Jacque Audiard, director of 2009’s A Prophet, takes an unrelentingly honest look at the lives of Stephanie (Marion Cotillard), a whale-trainer who suffers a terrible accident at work and Ali (Matthias Schoenaerts) a down-on-his-luck father who is trying to make his way in the world of bare-knuckle boxing. There is none of the high-minded philosophy of what French cinema is caricatured as being nor the glossy moralistic facade of Hollywood Rom-Coms to be found here.
Stephanie and Ali are characters adrift and alone in modern society, looking only to satiate their immediate desires rather than find stability and happiness in the long-term. Audiard here could be said to play the role of God in that he makes awful things happen to his characters that they might get perspective on what is really important.
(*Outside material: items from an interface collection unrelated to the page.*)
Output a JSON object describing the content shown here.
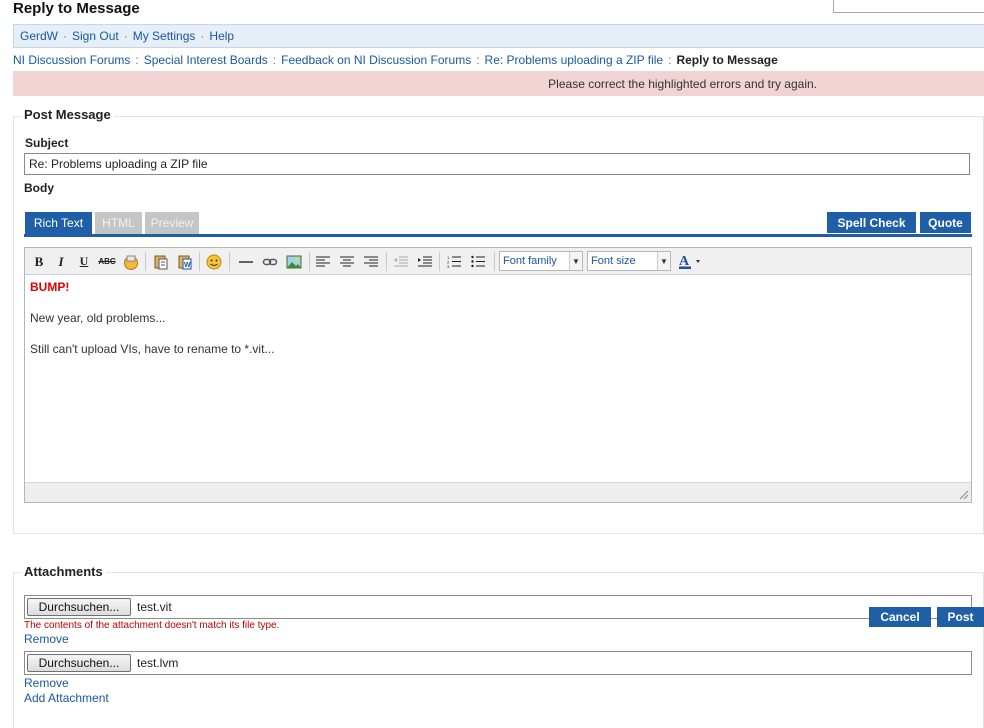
{
  "page": {
    "title": "Reply to Message"
  },
  "userbar": {
    "items": [
      "GerdW",
      "Sign Out",
      "My Settings",
      "Help"
    ]
  },
  "breadcrumb": {
    "items": [
      "NI Discussion Forums",
      "Special Interest Boards",
      "Feedback on NI Discussion Forums",
      "Re: Problems uploading a ZIP file"
    ],
    "current": "Reply to Message"
  },
  "error_banner": "Please correct the highlighted errors and try again.",
  "post_message": {
    "legend": "Post Message",
    "subject_label": "Subject",
    "subject_value": "Re: Problems uploading a ZIP file",
    "body_label": "Body",
    "tabs": [
      "Rich Text",
      "HTML",
      "Preview"
    ],
    "spell_check": "Spell Check",
    "quote": "Quote",
    "font_family": "Font family",
    "font_size": "Font size",
    "content": [
      "BUMP!",
      "New year, old problems...",
      "Still can't upload VIs, have to rename to *.vit..."
    ]
  },
  "attachments": {
    "legend": "Attachments",
    "browse_label": "Durchsuchen...",
    "files": [
      {
        "name": "test.vit",
        "remove": "Remove"
      },
      {
        "name": "test.lvm",
        "remove": "Remove"
      }
    ],
    "error": "The contents of the attachment doesn't match its file type.",
    "add": "Add Attachment"
  },
  "actions": {
    "cancel": "Cancel",
    "post": "Post"
  }
}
The greater part of the film is played out between the time when Stephanie suffers her trauma and Ali suffers his making the tension between what Stephanie needs and what Ali is willing to give riveting and more truthful than what contemporary cinema audiences may be used to.
Audiard’s directorial philosophy is undoubtedly that of film as social mirror. Nobody in the West is currently making films so perceptively and candidly about modern society, and for this reason the familiarity of the characters onscreen is striking. By focusing on specific characters and events, the story feels as if it could have been transposed to Chicago, Manchester or Limerick and still have been the same basic film.
The film features several moments that of course are customary to the kind of story that is told, such as Stephanie’s depression after her accident and Ali’s occasional negligence of his son, but Audiard is aware of these things and it is a brave move to keep them in the film when they have become familiar tropes, and they work because of the quality of Cotillard and Schoenaerts.
Rust & Bone won’t appeal to everybody as films that try to represent life as it is are often labelled “depressing,” but one thing is almost certain: it’s the best film that will ever be made with Katy Perry’s Firework in its soundtrack. Watch the trailer now on MEG.ie.